SPECIES   OF   CAPJKOMYS

suggests a Water-Sat of large size (it has been exhibited in shows
as a phenomenal product of London sewers!); the tail is nearly
as long as the body. The ears are small. The limbs are short.
The tail is naked. The hind-feet are webbed, but not so much
so as in Hydromys, A small thumb is present. The animal has
thirteen pairs of ribs; the molars are four in each jaw. The large
intestine is more than three times the length of the small, and
the caecum. is, as in the last genus, relatively short.
Oapromys is a genus -1 which is remarkable on account of its
restricted distribution. It is found only in the islands of Cuba
and Jamaica. There are four species, of which C. melanurus is a
dark brown-coloured animal with a blacker tail, nearly as large
as a [Rabbit. The native name of this Kodent is " hutia," It is
also remarkable for having a stomach more complicated than is
the rule among the mammals of this group. The organ is
divided by two constrictions into three compartments. In
G. pilorides the liver is occasionally divided up in an extra-
ordinary fashion into small lobules. Oapromys has the large
number of sixteen dorsal vertebrae.
Faitt. 2. Ctenodactylidae.—For these African genera it seems
admissible to form a distinct family., though Thomas, and Flower
and Lydekker, only allow to the genera Ctenodactylus, Pectinator,
and Massoutiera, sub-family rank. On the other hand, Tullberg
removed these genera entirely from the Hystricornorph section
and placed them, as a section of the sub-tribe Myomorphi of the
tribe Sciurognathi. It was chiefly the form of the mandible
which led to this placing, for in these Eodents, as in all Squirrel-
and Bat-like Rodents, and unlike what is found in the Hystrici-
form genera, the angular process of the mandible is not bent
sideways.
The genus Ctenodctctylus derives its name from the peculiar
strong bristles which form a comb-like structure upon the hind-
feet and hide the claws; these are stated to be for the purpose
of dressing the fur. The Oundi of North Africa, G. gundi, has a
length of 190 mm., with a short tail of 17 mm. The ears are
only moderate in size. The dental formula of the molars is -f.
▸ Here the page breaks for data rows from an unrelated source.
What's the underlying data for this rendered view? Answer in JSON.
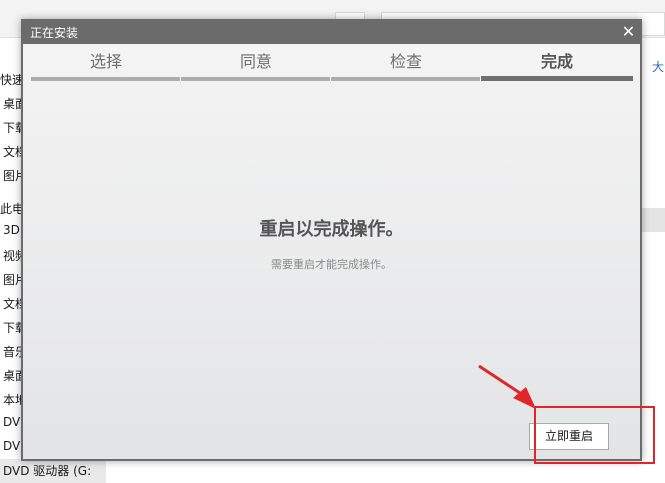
{
  "background_window": {
    "right_pane": {
      "column_label": "大"
    },
    "sidebar": [
      "快速访",
      "桌面",
      "下载",
      "文档",
      "图片",
      "此电脑",
      "3D",
      "视频",
      "图片",
      "文档",
      "下载",
      "音乐",
      "桌面",
      "本地",
      "DVD",
      "DVD"
    ],
    "bottom_item": "DVD 驱动器 (G:"
  },
  "dialog": {
    "title": "正在安装",
    "close_icon": "close-icon",
    "steps": [
      {
        "label": "选择",
        "current": false
      },
      {
        "label": "同意",
        "current": false
      },
      {
        "label": "检查",
        "current": false
      },
      {
        "label": "完成",
        "current": true
      }
    ],
    "message": "重启以完成操作。",
    "submessage": "需要重启才能完成操作。",
    "restart_button": "立即重启"
  },
  "annotation": {
    "color": "#e0262b"
  }
}
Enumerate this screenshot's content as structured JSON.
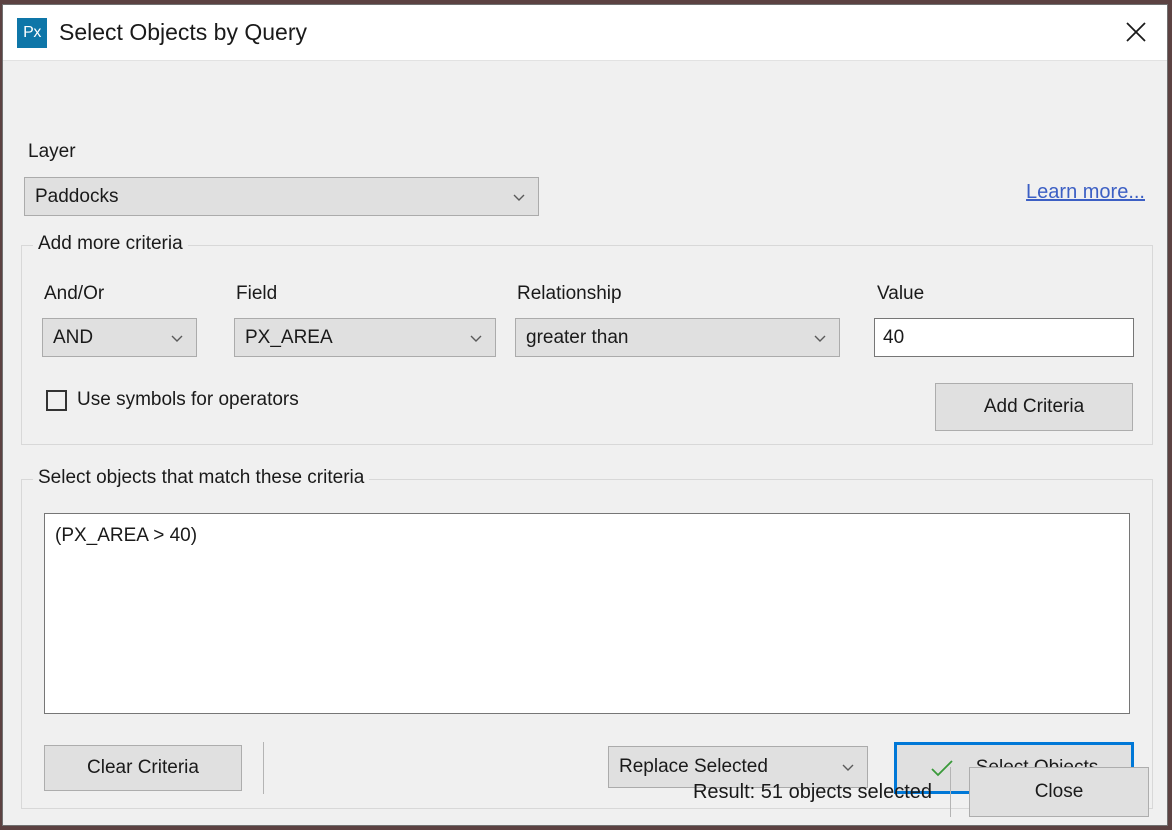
{
  "window": {
    "title": "Select Objects by Query",
    "app_icon": "px-app-icon",
    "app_icon_text": "Px",
    "close_icon": "close-icon"
  },
  "layer": {
    "label": "Layer",
    "selected": "Paddocks",
    "chevron_icon": "chevron-down-icon"
  },
  "learn_more": {
    "label": "Learn more...",
    "color": "#3c5fc4"
  },
  "criteria": {
    "group_title": "Add more criteria",
    "andor": {
      "label": "And/Or",
      "selected": "AND"
    },
    "field": {
      "label": "Field",
      "selected": "PX_AREA"
    },
    "relationship": {
      "label": "Relationship",
      "selected": "greater than"
    },
    "value": {
      "label": "Value",
      "text": "40",
      "placeholder": ""
    },
    "use_symbols": {
      "label": "Use symbols for operators",
      "checked": false
    },
    "add_button": "Add Criteria"
  },
  "match": {
    "group_title": "Select objects that match these criteria",
    "query_text": "(PX_AREA > 40)",
    "clear_button": "Clear Criteria",
    "mode": {
      "selected": "Replace Selected"
    },
    "select_button": "Select Objects",
    "check_icon": "check-icon",
    "check_color": "#3a9a3a"
  },
  "footer": {
    "result": "Result: 51 objects selected",
    "close_button": "Close"
  },
  "theme": {
    "accent": "#0078d7",
    "dialog_bg": "#f0f0f0",
    "icon_blue": "#0e76a8"
  }
}
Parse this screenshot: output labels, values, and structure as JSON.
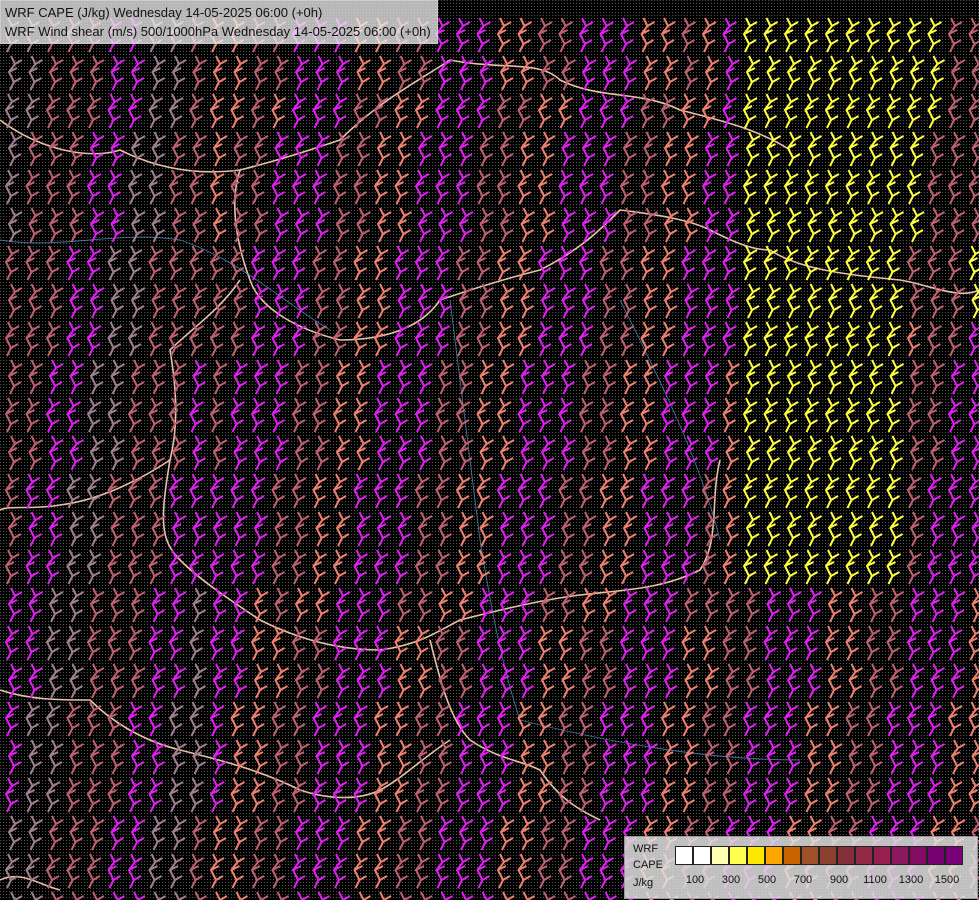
{
  "header": {
    "line1": "WRF CAPE (J/kg) Wednesday 14-05-2025 06:00 (+0h)",
    "line2": "WRF Wind shear (m/s) 500/1000hPa Wednesday 14-05-2025 06:00 (+0h)"
  },
  "legend": {
    "label1": "WRF",
    "label2": "CAPE",
    "label3": "J/kg",
    "colors": [
      "#ffffff",
      "#ffffff",
      "#ffffb0",
      "#ffff50",
      "#ffe800",
      "#ffa500",
      "#c86400",
      "#a05028",
      "#8c4030",
      "#84303a",
      "#902846",
      "#961e50",
      "#8c1860",
      "#820c64",
      "#780070",
      "#7a0078"
    ],
    "ticks": [
      "100",
      "300",
      "500",
      "700",
      "900",
      "1100",
      "1300",
      "1500"
    ]
  },
  "map": {
    "background": "#000000",
    "barb_colors": {
      "low": "#c06070",
      "mid": "#e060c0",
      "magenta": "#e020f0",
      "salmon": "#f08070",
      "yellow": "#ffff40",
      "grey": "#a08090"
    },
    "border_color": "#e8c0a8",
    "river_color": "#5090c0"
  }
}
The incisors are white. The feet have four digits, and the hind-
limbs are the longer. The large intestine is distinctly longer
than, the small intestine.
1 See Dobson, Proc. Zool. Soc. 1884, p. 233.